He gave our bodies the miraculous ability to create and birth humans, allowing us to feel an unbreakable and impossible joy in their achievements and pain.
He gave us the ability to teach, inspire and care for others. He gave us the power to be the pavers of our own paths, to make choices every day, to build a life made up of so many various different activities and people.
He gave us the ability to believe that we are the masters of our own destiny.
He went so far as to take Himself out of the picture, to allow us to think that we are the ones creating the lives we have, forgetting that we are but characters in a storybook, a paintbrush in an artists hand, a body at the mercy of its mind.
To me, the reason He did all of this, despite the pain it must bring Him, is so that we can relate to Him. So that we could begin to imagine the magnitude of what He has done.
One who has never felt the joy of creating something all their own could not possibly understand how it aches to let it go, to allow others to criticize, adapt, and misunderstand their work.
G-d watches us do this each day, take His perfect handiwork and destroy it.
I constantly walk the tightrope of knowing that I’m not in charge, yet believing that I am. I constantly struggle to let go, to fall backward and allow life to happen to me, for the dangers of that seem to outweigh the benefits.

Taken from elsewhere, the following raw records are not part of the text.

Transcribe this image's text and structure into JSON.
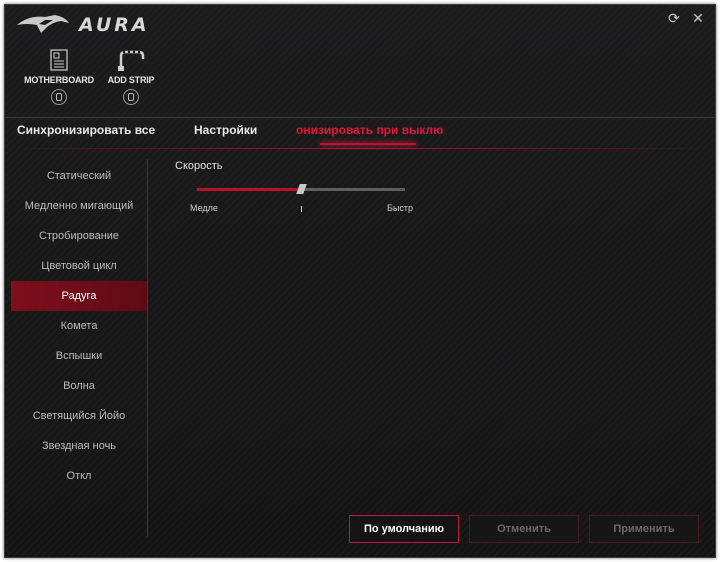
{
  "app": {
    "title": "AURA"
  },
  "window_controls": {
    "refresh_icon": "refresh-icon",
    "close_icon": "close-icon",
    "refresh_glyph": "⟳",
    "close_glyph": "✕"
  },
  "devices": [
    {
      "label": "MOTHERBOARD",
      "icon": "motherboard-icon"
    },
    {
      "label": "ADD STRIP",
      "icon": "led-strip-icon"
    }
  ],
  "tabs": [
    {
      "label": "Синхронизировать все",
      "active": false
    },
    {
      "label": "Настройки",
      "active": false
    },
    {
      "label": "онизировать при выклю",
      "active": true
    }
  ],
  "effects": [
    {
      "label": "Статический"
    },
    {
      "label": "Медленно мигающий"
    },
    {
      "label": "Стробирование"
    },
    {
      "label": "Цветовой цикл"
    },
    {
      "label": "Радуга",
      "selected": true
    },
    {
      "label": "Комета"
    },
    {
      "label": "Вспышки"
    },
    {
      "label": "Волна"
    },
    {
      "label": "Светящийся Йойо"
    },
    {
      "label": "Звездная ночь"
    },
    {
      "label": "Откл"
    }
  ],
  "speed": {
    "label": "Скорость",
    "min_label": "Медле",
    "max_label": "Быстр",
    "value_fraction": 0.5
  },
  "buttons": {
    "default": "По умолчанию",
    "cancel": "Отменить",
    "apply": "Применить"
  },
  "colors": {
    "accent": "#c0122f",
    "selected_bg": "#7e0f1c",
    "window_bg": "#171718"
  }
}
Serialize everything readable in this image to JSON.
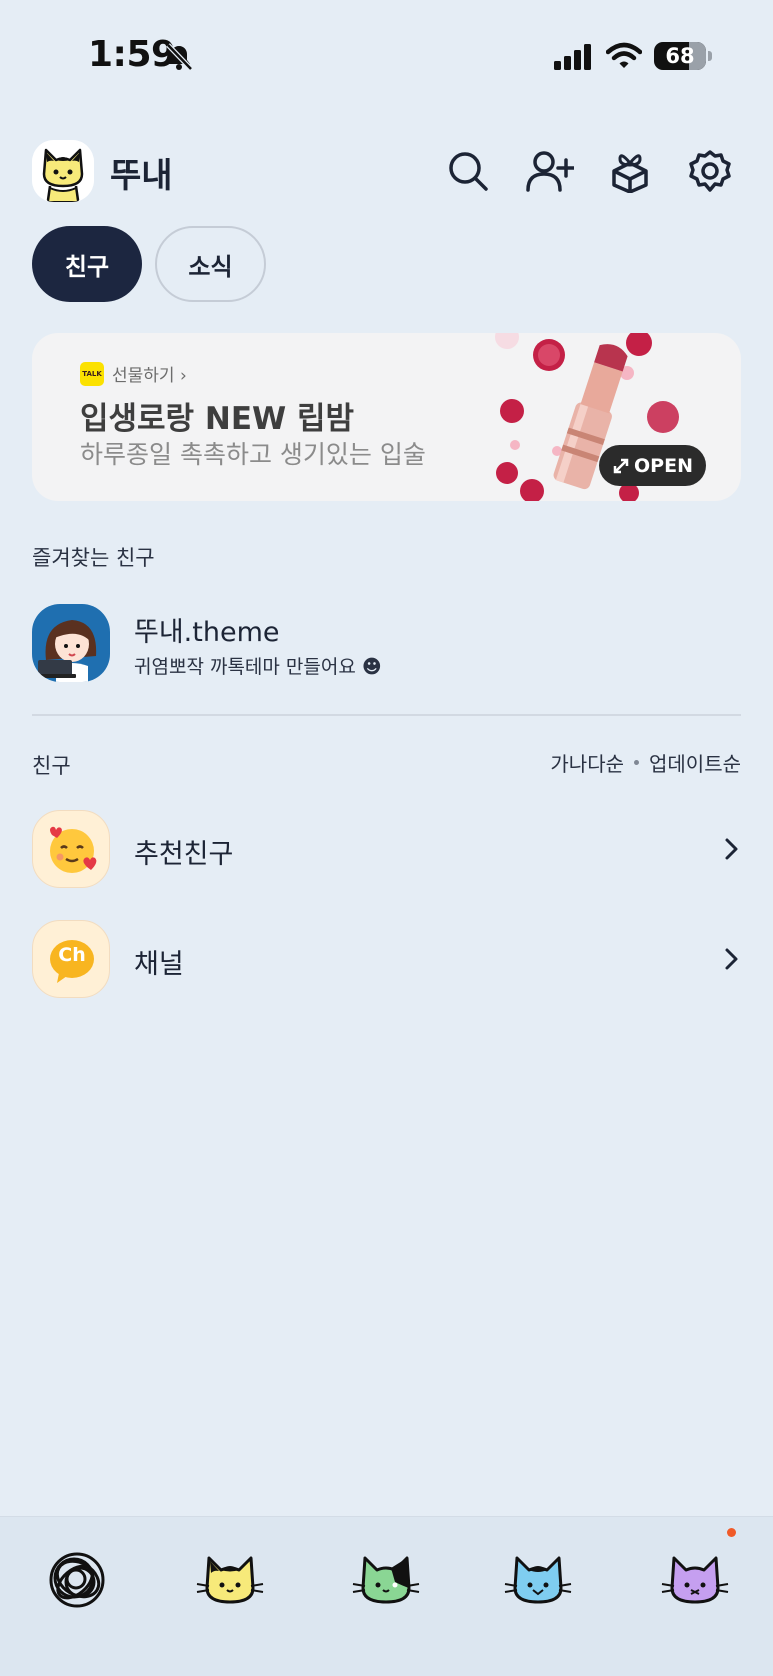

I watch the pot, achingly waiting for it to boil. I daydream and write my future story so clearly, I often worry I’ve ruined it for myself. I so desperately want to be the author of my own life, yet I am deeply aware that that would make for a terrifying reality.
I often wonder – what does G-d want from me?
Do I plant the seeds or do I stay away from the garden?
Do I raise the flame, or walk away from the kitchen?
Do I write in pen, or do I drop the pencil?
How do I find the balance between grabbing life by the horns, yet allowing life to follow its natural unfolding?
I take great joy in creating something new – a poem, a meal, a story.
I know that my abilities in creation are limited, much more limited than His.
Yet when I look at my life, and my heart aches to make life happen on my own, without waiting, without holding back, without watching the calendar turn pages, I turn to G-d and beg Him to allow me to hold the pencil.
Allow me to feel as if I am writing my story.
Allow Your plan and my dreams to collide, to leak into my life.
G-d, allow my dreams to come true.
For when they do, I’ll know without a doubt that I am only a character in Your story, only a sketch under Your pencil. I’ll know because only You know the intricacies of my brain, my soul, my heart. You handcraft my dreams just as You handcraft my reality.
You’ve given me the ability to create – now allow me the joy of taking life into my own hands and watching my dreams blossom from the seeds I plant, the water I boil, the life I live.
Blog Post: 47/52

Featured Photo by Kowit Phothisan on Unsplash